_Stored data:_
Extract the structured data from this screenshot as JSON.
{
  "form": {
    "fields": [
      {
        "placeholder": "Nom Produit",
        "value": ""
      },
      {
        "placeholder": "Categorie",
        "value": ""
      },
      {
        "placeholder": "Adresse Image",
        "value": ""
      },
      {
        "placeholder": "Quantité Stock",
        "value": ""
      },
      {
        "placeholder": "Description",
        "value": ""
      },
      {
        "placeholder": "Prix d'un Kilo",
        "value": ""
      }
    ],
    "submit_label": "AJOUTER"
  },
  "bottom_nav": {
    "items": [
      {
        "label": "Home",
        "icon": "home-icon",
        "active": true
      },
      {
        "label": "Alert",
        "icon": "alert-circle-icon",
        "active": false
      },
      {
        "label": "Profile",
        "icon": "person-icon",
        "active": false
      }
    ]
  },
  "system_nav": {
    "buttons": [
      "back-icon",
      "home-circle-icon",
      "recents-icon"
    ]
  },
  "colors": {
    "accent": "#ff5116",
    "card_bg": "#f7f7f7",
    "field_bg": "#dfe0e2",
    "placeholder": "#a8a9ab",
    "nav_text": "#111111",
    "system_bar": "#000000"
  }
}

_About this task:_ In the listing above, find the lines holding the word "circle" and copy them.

_Response for this exercise:_
        "icon": "alert-circle-icon",
      "home-circle-icon",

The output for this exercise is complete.